** Problem **
The entries are to be reproduced verbatim, with all pictures omitted.

App and web page records:

------------------------------------------------

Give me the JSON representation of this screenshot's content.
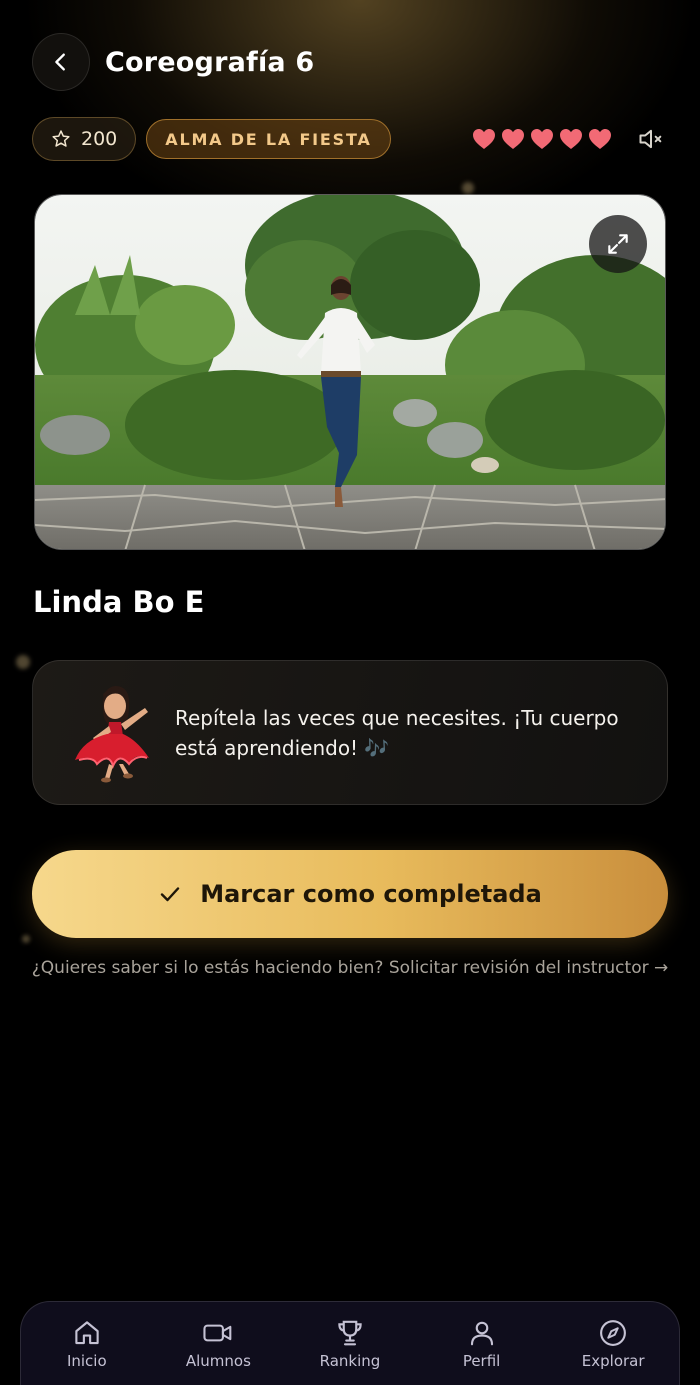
{
  "header": {
    "back_icon": "chevron-left-icon",
    "title": "Coreografía 6"
  },
  "stats": {
    "xp_icon": "star-icon",
    "xp_value": "200",
    "badge_label": "ALMA DE LA FIESTA",
    "hearts": 5,
    "heart_color": "#f26a75",
    "mute_icon": "volume-mute-icon"
  },
  "video": {
    "expand_icon": "expand-icon"
  },
  "lesson": {
    "title": "Linda Bo E"
  },
  "tip": {
    "mascot": "dancer-mascot",
    "text": "Repítela las veces que necesites. ¡Tu cuerpo está aprendiendo! 🎶"
  },
  "actions": {
    "complete_icon": "check-icon",
    "complete_label": "Marcar como completada",
    "review_link": "¿Quieres saber si lo estás haciendo bien? Solicitar revisión del instructor →"
  },
  "nav": {
    "items": [
      {
        "label": "Inicio",
        "icon": "home-icon"
      },
      {
        "label": "Alumnos",
        "icon": "video-icon"
      },
      {
        "label": "Ranking",
        "icon": "trophy-icon"
      },
      {
        "label": "Perfil",
        "icon": "user-icon"
      },
      {
        "label": "Explorar",
        "icon": "compass-icon"
      }
    ]
  },
  "colors": {
    "accent_gold": "#e8bb5c",
    "background": "#000000"
  }
}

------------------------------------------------

** Result of the exercise **
Give me the JSON representation of this screenshot's content.
{
  "header": {
    "back_icon": "chevron-left-icon",
    "title": "Coreografía 6"
  },
  "stats": {
    "xp_icon": "star-icon",
    "xp_value": "200",
    "badge_label": "ALMA DE LA FIESTA",
    "hearts": 5,
    "heart_color": "#f26a75",
    "mute_icon": "volume-mute-icon"
  },
  "video": {
    "expand_icon": "expand-icon"
  },
  "lesson": {
    "title": "Linda Bo E"
  },
  "tip": {
    "mascot": "dancer-mascot",
    "text": "Repítela las veces que necesites. ¡Tu cuerpo está aprendiendo! 🎶"
  },
  "actions": {
    "complete_icon": "check-icon",
    "complete_label": "Marcar como completada",
    "review_link": "¿Quieres saber si lo estás haciendo bien? Solicitar revisión del instructor →"
  },
  "nav": {
    "items": [
      {
        "label": "Inicio",
        "icon": "home-icon"
      },
      {
        "label": "Alumnos",
        "icon": "video-icon"
      },
      {
        "label": "Ranking",
        "icon": "trophy-icon"
      },
      {
        "label": "Perfil",
        "icon": "user-icon"
      },
      {
        "label": "Explorar",
        "icon": "compass-icon"
      }
    ]
  },
  "colors": {
    "accent_gold": "#e8bb5c",
    "background": "#000000"
  }
}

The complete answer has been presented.